Broadcast News

Broadcast News ★★★★½

How did I miss this one for so long?

For a Twitter-type capsule review, I'd describe BROADCAST NEWS as "You know that serial killer NETWORK from down the street? Well, he had a nice kid brother. Nice kid. A bit of an edge." Which, given that I consider NETWORK to be one of the 20 or so best movies I've ever seen, should give you some indication of the quality with which we are dealing. And it's hard to separate the two, since they act as premonitory bookends; the one a sort of dark prophet predicting a dark future of "entertainment-ized" news and cult of personality demagoguery, the other standing on the cusp of that vision come true, peering into it—less sweaty-toothed madman (at least until Glenn Beck came knocking) and more a well-coiffed, likeable, eager-to-please vacuous abyss (William Hurt) and a system that has designed itself—to that system's own consternation and bemusement—to be abyss-accommodating.

I think it's all the more impressive, not less, that all this commentary is the filigree to what is, in the end, a top-notch workplace romantic comedy, which is simultaneously deeply affecting and hilariously funny. (I've already written longer than I wanted, so I'll just have to leave it at this: I'm giving short shrift to the funny.

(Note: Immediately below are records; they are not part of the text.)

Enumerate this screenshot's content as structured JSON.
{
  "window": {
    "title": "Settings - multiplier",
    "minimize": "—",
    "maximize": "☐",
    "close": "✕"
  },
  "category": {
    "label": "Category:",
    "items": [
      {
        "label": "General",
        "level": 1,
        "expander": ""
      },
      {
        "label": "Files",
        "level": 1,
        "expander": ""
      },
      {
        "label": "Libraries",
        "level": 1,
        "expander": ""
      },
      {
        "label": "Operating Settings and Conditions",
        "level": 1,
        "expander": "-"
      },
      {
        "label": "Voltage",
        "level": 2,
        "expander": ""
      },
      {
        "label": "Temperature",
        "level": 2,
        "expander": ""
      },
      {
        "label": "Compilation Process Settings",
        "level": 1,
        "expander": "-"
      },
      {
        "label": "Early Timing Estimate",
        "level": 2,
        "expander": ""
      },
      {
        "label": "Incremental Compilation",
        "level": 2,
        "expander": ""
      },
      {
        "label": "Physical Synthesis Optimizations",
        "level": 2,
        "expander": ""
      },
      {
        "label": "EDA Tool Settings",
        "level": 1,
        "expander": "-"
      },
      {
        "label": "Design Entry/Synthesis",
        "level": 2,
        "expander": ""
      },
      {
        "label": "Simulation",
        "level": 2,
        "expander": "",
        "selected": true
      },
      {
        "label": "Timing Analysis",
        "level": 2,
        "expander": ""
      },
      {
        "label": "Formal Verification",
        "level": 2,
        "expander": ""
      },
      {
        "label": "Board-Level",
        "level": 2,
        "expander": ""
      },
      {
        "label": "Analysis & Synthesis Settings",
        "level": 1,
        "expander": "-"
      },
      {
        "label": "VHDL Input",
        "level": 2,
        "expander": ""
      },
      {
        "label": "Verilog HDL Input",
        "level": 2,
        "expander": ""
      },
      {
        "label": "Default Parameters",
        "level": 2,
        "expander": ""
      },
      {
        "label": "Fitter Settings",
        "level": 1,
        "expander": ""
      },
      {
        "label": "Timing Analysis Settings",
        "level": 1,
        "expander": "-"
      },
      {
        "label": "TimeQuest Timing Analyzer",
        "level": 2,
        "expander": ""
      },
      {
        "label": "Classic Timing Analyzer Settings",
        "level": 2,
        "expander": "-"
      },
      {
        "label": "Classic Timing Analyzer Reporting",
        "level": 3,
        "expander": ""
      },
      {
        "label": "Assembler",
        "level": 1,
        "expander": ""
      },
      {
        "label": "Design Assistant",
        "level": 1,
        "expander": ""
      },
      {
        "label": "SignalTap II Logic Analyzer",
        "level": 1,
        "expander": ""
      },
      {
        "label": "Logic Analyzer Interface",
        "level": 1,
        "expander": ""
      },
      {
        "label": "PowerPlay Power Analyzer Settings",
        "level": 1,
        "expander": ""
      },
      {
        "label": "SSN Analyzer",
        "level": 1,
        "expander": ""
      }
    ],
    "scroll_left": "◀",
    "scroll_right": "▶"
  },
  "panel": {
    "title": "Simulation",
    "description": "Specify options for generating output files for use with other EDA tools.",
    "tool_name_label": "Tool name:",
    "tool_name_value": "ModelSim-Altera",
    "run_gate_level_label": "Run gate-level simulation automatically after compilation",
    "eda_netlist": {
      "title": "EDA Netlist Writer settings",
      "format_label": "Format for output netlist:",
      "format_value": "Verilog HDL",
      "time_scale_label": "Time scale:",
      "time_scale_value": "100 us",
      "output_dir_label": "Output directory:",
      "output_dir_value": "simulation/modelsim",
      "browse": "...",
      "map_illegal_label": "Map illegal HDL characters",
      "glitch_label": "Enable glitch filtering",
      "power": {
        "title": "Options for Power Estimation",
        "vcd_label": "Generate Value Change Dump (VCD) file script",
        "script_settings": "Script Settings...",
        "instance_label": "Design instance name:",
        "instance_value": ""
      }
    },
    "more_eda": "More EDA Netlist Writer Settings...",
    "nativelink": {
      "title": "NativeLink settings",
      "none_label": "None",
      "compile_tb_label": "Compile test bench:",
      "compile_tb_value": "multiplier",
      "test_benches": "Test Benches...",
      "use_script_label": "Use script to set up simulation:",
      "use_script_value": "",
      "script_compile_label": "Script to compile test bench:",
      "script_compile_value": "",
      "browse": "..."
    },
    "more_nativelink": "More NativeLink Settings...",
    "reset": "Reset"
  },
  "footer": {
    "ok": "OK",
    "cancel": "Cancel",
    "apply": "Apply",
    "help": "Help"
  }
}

It's a VERY funny movie. I'd pair it with the following year's BULL DURHAM as the apotheosis of the form, at least for the 1980s.) The love/respect triangle which develops—between Holly Hunter's driven producer, Albert Brooks's principled and prickly field reporter who is smitten with her, and the smooth labradoodle in a suit to whom she finds herself drawn against her will—works both as text and subtext, as narrative and allegory. I keep revisiting the various actors, trying to decide which of the three is greatest in this, but it's impossible. I think all three would have been worthy of Oscars; all three are in the pantheon of great performance. Is it possible that all three legends give their career-best performances in a single movie? I won't say that's what it is, but it's how it seems. I suppose in the end I'm with Brooks, who is just utterly heartbreaking. He loves the news, and the news...well, the news likes him. He just can't get the news to love him back. It's not her fault. There *is* no fault. It's just how it is.